Prostate Cancer in 15% of Men With Normal PSA
Best Test May Be to Follow PSA Levels Over Time, Expert Says
WebMD News Archive
Should Doctors Look for Trouble? continued...
Carter warns that it's a different story for men in their 40s. For them, a midrange PSA level may well mean trouble.
"These are the men we should be concerned about if they have a prostate level of 2.5 or 3," he says.
Carter suggests that more important than a single PSA test is the speed at which PSA levels change over time. An increase of 0.5 ng/mL to 0.75 ng/mL during the course of a year is worrisome, he says. Coltman, however, says he wonders whether most men would be comfortable waiting for a year to find out whether they have cancer.
Coltman and Carter agree that better tests for prostate cancer are sorely needed. These yet-to-be-invented tests would find some marker on prostate cancer cells. It is hoped the marker would show not just that the cancer is there, but whether it is a cancer a man has to worry about.
"All of us men sit on a gland like that and we are all concerned," Coltman says. "We are frantically engaged in attempts to understand the biology of prostate cancer.

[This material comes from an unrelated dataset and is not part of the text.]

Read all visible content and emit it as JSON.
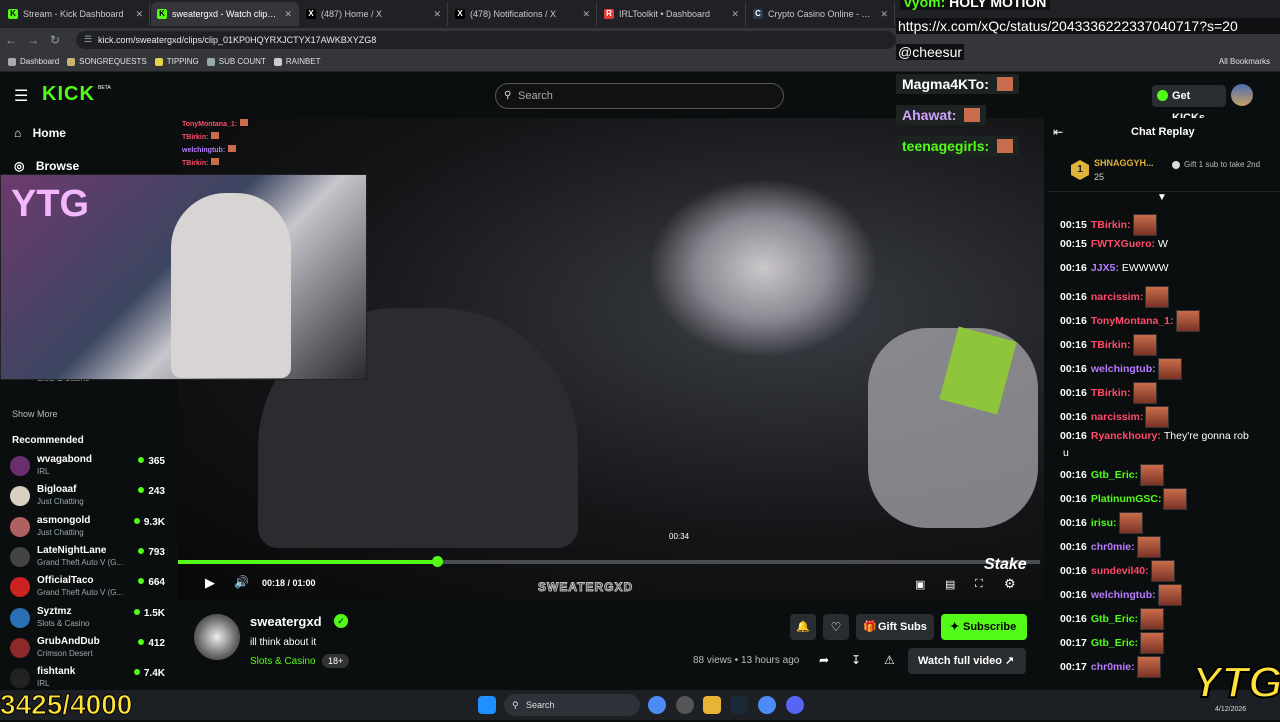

We frantically want to find markers that would not only be predictive of prostate cancer, but also would help identify those prostate cancers that are at high risk to go on and spread."